Seeing our writing as others see it

O wad some power the giftie us
To see oursels as ithers see us
It wad frae monie a blunder free us,
An' foolish notion

I feel a bit sorry for the woman in Robert Burns's poem 'To a Louse.' There she is, minding her own business in church, and not only does she have a headlouse viewing her as nothing more than his next meal, but there happens to be a poetic genius around to immortalise her decision to wear a nice hat. Still, I suppose nits and poets can happen to anyone. They like clean hair, apparently.

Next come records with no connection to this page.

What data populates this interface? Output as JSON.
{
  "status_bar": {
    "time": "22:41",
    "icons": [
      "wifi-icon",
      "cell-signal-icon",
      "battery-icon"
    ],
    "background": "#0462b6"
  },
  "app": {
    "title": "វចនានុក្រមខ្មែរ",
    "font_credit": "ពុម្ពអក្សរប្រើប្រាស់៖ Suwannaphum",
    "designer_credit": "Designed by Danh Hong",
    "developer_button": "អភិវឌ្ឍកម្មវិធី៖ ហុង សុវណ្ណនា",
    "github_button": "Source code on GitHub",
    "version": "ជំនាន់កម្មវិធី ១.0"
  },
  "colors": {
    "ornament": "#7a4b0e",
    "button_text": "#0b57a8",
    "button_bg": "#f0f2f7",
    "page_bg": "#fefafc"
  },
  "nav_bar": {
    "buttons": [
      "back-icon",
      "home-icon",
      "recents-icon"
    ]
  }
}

Wouldn't it be useful to be able to see our writing as others see it? Such an ability would have saved me a lot of angst over the years. I could check at a glance whether my work made sense; whether it was cringeworthy; whether a naff simile was actually original to fresh eyes; whether I used semi-colons when commas would do. The clarity would enable me not only to avoid the blunders, but perhaps to stop mucking about with the good bits too.

Heaven forbid that this ability should be innate, however. It would have to have kicked in when I was at least 25 and had been round the writer's block a few times, because if I had possessed such a talent during my teens, I would probably never have written another word. Awareness of our own failings might be an admirable state, but I reserve the right for my teenage self to churn out as much woeful adjective-filled tut as possible, and to be pleased with herself for having done so. If you can't have a few foolish notions when you're 16, when can you?

When I wonder what it would be like to view my writing from another reader's point of view, my first instinct is to want to spot any technical failings. On a practical level I do try to make my writing look as unlike my own as possible, by changing the typeface or converting the file to PDF. (Turning things into PDFs immediately makes them look better for some reason – maybe I should try this for my face!)

Technical details, however, are not what I'd really like to know about how other people view my fiction. I don't ask readers what they think of my book because I firmly believe it's none of my business. They have every right to like it or not like it – and if they reckon it's lousy, there's not much I can do about it anyway. But out of pure nosiness, the thing I'd find fascinating is to know exactly how people picture my characters and settings. It would be amazing to see photographic images of someone else's perception – how different would the characters be from the way I see them? Would they be clear or indistinct? Would they look like people the reader knows, or would they be purely imaginary? Would they change the images I hold in my own mind and make me see my work in a new light?

If you could see your writing as others see it – what's the first thing you'd want to know?  


Hayley N. Jones said...

Whether it's any good! Pathetic, but true. I have trouble knowing what works and what doesn't - not helped by my general lack of confidence - so knowing instantly if it's rubbish would save a lot of time and stress.

Sandra Davies said...

I'm with Hayley - very occasionally I write something that I can see is quite good but in general I totally lack any sort of critical facility.
As for how the reader sees my characters - I don't want to know, which it why I'd say no to any offer from Hollywood (though that's a mite premature perchance!)

Fionnuala said...

I'd just want them to feel like reading on! X

Caroline Green said...

That's a great tip about turning the ms into a PDF file. Thanks for that - will definitely be nicking that one! Like Hayley and Sandra, for me it's just knowing what works and what doesn't. I'm still really hopeless at this.